Finally, neither Respondent has asserted that it plans to re-enter the business of pharmacy at some future date. The speculative possibility that either Respondent will seek a new registration at some point in the future is not enough to conclude that sufficient collateral consequences exist to render the issue of the suspension orders' validity a live dispute. See, e.g., City News, 531 U.S. at 285; Spencer v. Kemna, 523 U.S. 1, 16 (1998). Indeed, were either Respondent to apply for a new registration in the future, it would nonetheless be required to disclose on its application the revocation being ordered below. Under these circumstances, the suspension orders impose on Respondents no additional consequence beyond what they will be required to disclose because of the revocations of their registrations. Accordingly, the issue is now moot.
Pursuant to the authority vested in me by 21 U.S.C. 824, as well as 28 CFR 0.100(b) & 0.104, I hereby order that DEA Certificate of Registration, BC9458539, issued to CRJ Pharmacy, Inc., and DEA Certificate of Registration, BY9713276, issued to YPM Total Care Pharmacy, Inc., be, and they hereby are, revoked. I further order that pending applications for renewal or modification of either registration be, and they hereby are, denied. This order is effective July 5, 2007.Start Signature
Dated: May 21, 2007.
Michele M. Leonhart,
1. The ALJ did not, however, rule on the Government's alternative basis for summary disposition.Back to Citation
2. Under the Administrative Procedure Act (APA), an agency “may take official notice of facts at any stage in a proceeding-even in the final decision.” U.S. Dept. of Justice, Attorney General's Manual on the Administrative Procedure Act 80 (1947) (Wm. W. Gaunt & Sons, Inc., Reprint 1979). In accordance with the APA and DEA's regulations, Respondent is “entitled on timely request, to an opportunity to show to the contrary.” 5 U.S.C. 556(e); see also 21 CFR 1316.59(e). Respondent can dispute these facts by filing a properly supported motion for reconsideration within fifteen days of service of this order, which shall begin on the date this order is mailed.Back to Citation

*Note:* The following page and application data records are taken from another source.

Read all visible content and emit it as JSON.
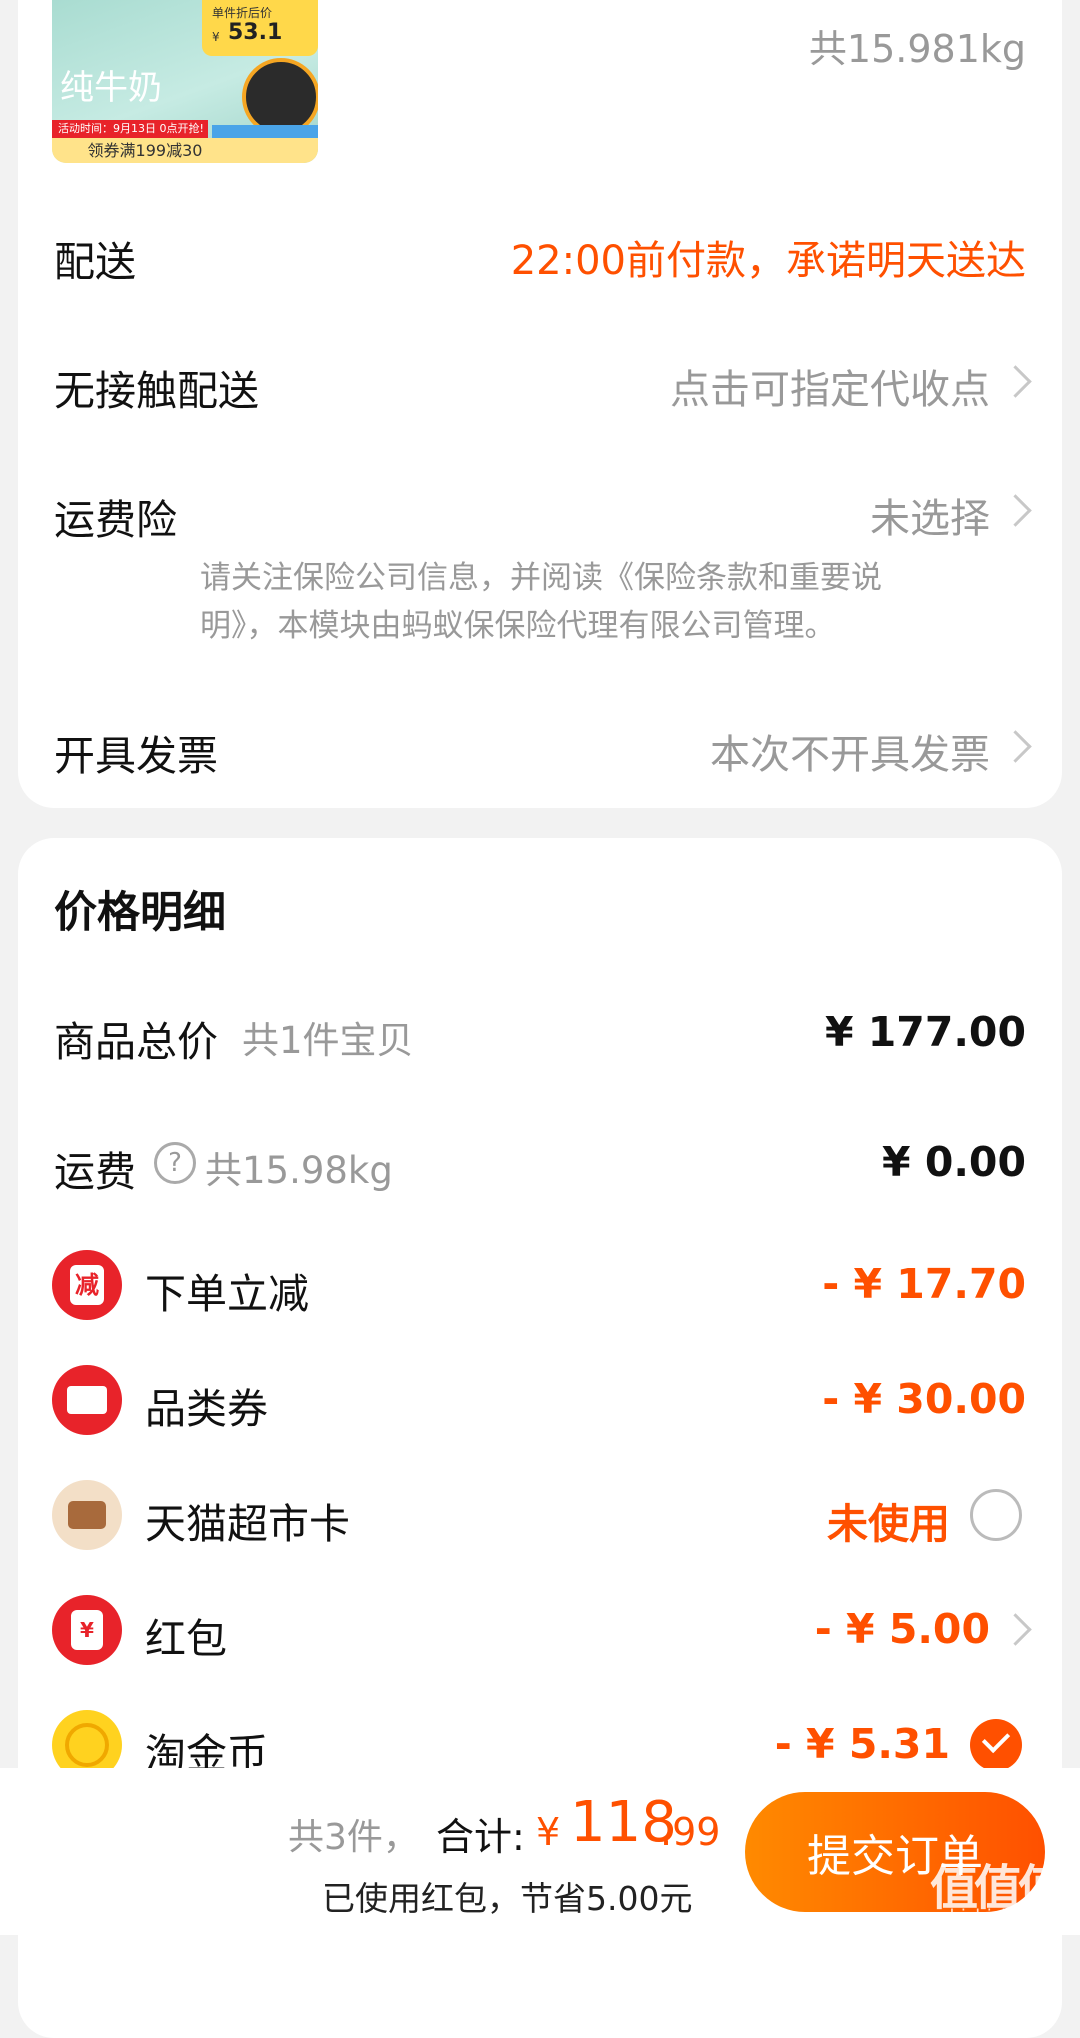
{
  "product": {
    "image_texts": [
      "纯牛奶",
      "单件折后价",
      "¥",
      "53.1",
      "活动时间：9月13日 0点开抢!",
      "领券满199减30"
    ],
    "weight_total": "共15.981kg"
  },
  "order_rows": [
    {
      "label": "配送",
      "value": "22:00前付款，承诺明天送达"
    },
    {
      "label": "无接触配送",
      "value": "点击可指定代收点"
    },
    {
      "label": "运费险",
      "value": "未选择",
      "note_line1": "请关注保险公司信息，并阅读《保险条款和重要说",
      "note_line2": "明》，本模块由蚂蚁保保险代理有限公司管理。"
    },
    {
      "label": "开具发票",
      "value": "本次不开具发票"
    }
  ],
  "price_detail": {
    "title": "价格明细",
    "goods_total": {
      "label": "商品总价",
      "sub": "共1件宝贝",
      "value": "¥ 177.00"
    },
    "shipping": {
      "label": "运费",
      "help_glyph": "?",
      "sub": "共15.98kg",
      "value": "¥ 0.00"
    },
    "discounts": [
      {
        "icon": "red-envelope-icon",
        "icon_glyph": "减",
        "label": "下单立减",
        "value": "- ¥ 17.70"
      },
      {
        "icon": "ticket-icon",
        "label": "品类券",
        "value": "- ¥ 30.00"
      },
      {
        "icon": "card-icon",
        "label": "天猫超市卡",
        "value": "未使用"
      },
      {
        "icon": "hongbao-icon",
        "icon_glyph": "¥",
        "label": "红包",
        "value": "- ¥ 5.00"
      },
      {
        "icon": "coin-icon",
        "label": "淘金币",
        "value": "- ¥ 5.31"
      }
    ]
  },
  "footer": {
    "count": "共3件，",
    "total_label": "合计:",
    "currency": "¥",
    "total_int": "118",
    "total_dec": ".99",
    "saved": "已使用红包，节省5.00元",
    "submit": "提交订单"
  },
  "watermark": {
    "text": "值值值",
    "url": "zhizhizhi.com"
  },
  "colors": {
    "accent": "#ff5000",
    "red": "#e8232a",
    "gold": "#ffd21f"
  }
}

3. I also noted the extensive resources committed by both parties in litigating the case and the potential prejudice to the public interest were I to dismiss the proceeding without making findings.Back to Citation
4. Finally, in this proceeding, the Government apparently did not place under seal the controlled substances possessed by either Respondent at the time of the suspensions. See 21 U.S.C. 824(f). Accordingly, title to the controlled substances is not a collateral issue which would be resolved in this proceeding.Back to Citation
[FR Doc. E7-10624 Filed 6-1-07; 8:45 am]
BILLING CODE 4410-09-P